The essay, which is actually pretty interesting, is called, yes, "The Death of the Book." (I wonder if it's too late to trademark that phrase and make a mint.) I'm eagerly awaiting the essay proclaiming the death of grandiloquent proclamations of the death of this or that object or tradition. Ooh, meta.

6 comments:

Shanna said...

You could write it, but it's just as unlikely to happen as anything else that's "dead". fwiw, I look forward to that essay too.

The Vile Scribbler said...

Got the title already: "Even death may die."

Brian M said...

Already been done. :)

All hail the words of the Mad Arab Abdul Alhazred:

"That is not dead
which can eternal lie.
And with strange aeons
even death may die."

-The Necronomicon

The Vile Scribbler said...

Where ya think I stole it from, man? You think I actually come up with my own material? I'm an intellectual magpie, just snatching other people's shiny objects.

Brian M said...

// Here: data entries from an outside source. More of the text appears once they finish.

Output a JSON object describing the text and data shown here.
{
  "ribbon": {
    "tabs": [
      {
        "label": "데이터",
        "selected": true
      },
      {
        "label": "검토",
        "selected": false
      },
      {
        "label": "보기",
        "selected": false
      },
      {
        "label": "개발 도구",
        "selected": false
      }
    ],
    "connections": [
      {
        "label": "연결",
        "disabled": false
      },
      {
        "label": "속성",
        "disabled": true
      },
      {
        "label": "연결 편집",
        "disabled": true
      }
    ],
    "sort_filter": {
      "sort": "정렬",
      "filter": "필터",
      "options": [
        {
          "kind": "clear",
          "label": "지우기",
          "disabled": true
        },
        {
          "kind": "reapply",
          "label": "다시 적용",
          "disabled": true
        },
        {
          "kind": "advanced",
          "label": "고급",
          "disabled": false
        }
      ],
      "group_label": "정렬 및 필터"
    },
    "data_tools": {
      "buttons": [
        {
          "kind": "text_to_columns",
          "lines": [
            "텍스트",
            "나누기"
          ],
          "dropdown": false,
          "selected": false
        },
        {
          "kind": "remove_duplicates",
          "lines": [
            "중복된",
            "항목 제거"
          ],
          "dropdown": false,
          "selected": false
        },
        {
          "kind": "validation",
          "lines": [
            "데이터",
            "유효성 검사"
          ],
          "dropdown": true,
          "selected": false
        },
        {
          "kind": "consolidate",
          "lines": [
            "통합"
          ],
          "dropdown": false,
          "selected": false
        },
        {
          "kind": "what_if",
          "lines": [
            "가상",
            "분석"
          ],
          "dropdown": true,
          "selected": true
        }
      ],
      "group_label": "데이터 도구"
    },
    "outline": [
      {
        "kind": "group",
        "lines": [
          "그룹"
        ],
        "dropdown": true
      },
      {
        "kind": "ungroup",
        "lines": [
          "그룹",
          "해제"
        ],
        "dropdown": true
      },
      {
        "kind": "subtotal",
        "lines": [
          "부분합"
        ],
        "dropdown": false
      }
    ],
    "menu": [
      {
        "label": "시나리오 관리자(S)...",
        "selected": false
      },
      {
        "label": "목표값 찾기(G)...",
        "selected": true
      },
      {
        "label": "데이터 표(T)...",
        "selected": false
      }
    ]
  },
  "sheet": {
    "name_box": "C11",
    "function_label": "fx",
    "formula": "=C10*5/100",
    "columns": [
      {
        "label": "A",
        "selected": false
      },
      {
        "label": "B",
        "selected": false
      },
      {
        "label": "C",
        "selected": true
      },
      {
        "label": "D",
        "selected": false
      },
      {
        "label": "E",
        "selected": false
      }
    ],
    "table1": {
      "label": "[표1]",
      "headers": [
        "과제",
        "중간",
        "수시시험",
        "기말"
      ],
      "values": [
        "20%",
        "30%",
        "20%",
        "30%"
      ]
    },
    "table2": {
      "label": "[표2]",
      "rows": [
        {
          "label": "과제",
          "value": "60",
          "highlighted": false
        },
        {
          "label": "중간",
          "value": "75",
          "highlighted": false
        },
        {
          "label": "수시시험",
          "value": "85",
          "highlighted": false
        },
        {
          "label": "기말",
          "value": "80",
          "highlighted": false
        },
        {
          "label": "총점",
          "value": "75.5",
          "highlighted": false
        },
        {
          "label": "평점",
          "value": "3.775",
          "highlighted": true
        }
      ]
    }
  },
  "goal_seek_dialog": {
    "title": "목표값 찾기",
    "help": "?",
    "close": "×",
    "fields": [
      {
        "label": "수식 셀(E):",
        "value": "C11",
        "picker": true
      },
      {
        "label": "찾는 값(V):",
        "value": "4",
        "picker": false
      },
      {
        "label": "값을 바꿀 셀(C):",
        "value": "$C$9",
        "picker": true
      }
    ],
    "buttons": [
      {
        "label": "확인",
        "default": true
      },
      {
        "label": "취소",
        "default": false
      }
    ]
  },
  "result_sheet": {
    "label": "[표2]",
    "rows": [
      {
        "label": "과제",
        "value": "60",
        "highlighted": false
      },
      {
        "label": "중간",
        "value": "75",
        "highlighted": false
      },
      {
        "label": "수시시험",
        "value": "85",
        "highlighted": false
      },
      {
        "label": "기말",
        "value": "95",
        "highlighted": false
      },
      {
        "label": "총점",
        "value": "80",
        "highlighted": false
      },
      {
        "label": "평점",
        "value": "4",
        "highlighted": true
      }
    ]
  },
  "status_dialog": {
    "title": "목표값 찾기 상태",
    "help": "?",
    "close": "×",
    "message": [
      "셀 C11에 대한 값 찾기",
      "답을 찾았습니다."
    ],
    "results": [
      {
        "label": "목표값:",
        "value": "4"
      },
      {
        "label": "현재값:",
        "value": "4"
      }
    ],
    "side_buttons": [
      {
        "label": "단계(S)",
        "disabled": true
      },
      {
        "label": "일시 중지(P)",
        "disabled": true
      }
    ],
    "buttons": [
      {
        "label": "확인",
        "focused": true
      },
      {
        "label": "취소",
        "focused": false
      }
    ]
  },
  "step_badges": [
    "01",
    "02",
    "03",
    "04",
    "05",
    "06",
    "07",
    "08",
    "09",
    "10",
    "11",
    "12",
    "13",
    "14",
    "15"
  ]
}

What is it about Lovecraft? How can something so creepy have spawned such an obsessive subculture? There is something about his mythos (and his followers, of course) that just seems to have struck a nerve.

Heck, Azathoth is now my Screensaver image!

Brian M said...

On a more serious note, via WhoIsIoz I discovered another blogger who callshimself The Promiscuous Reader. His Blog, Thatissogay, has an interesting essay on the "death of the book" in which he notes that the Golden Age of...well...promiscuous reading...never really existed, that most people and kids played outside or watched television or were busy working as farm labor all day etc.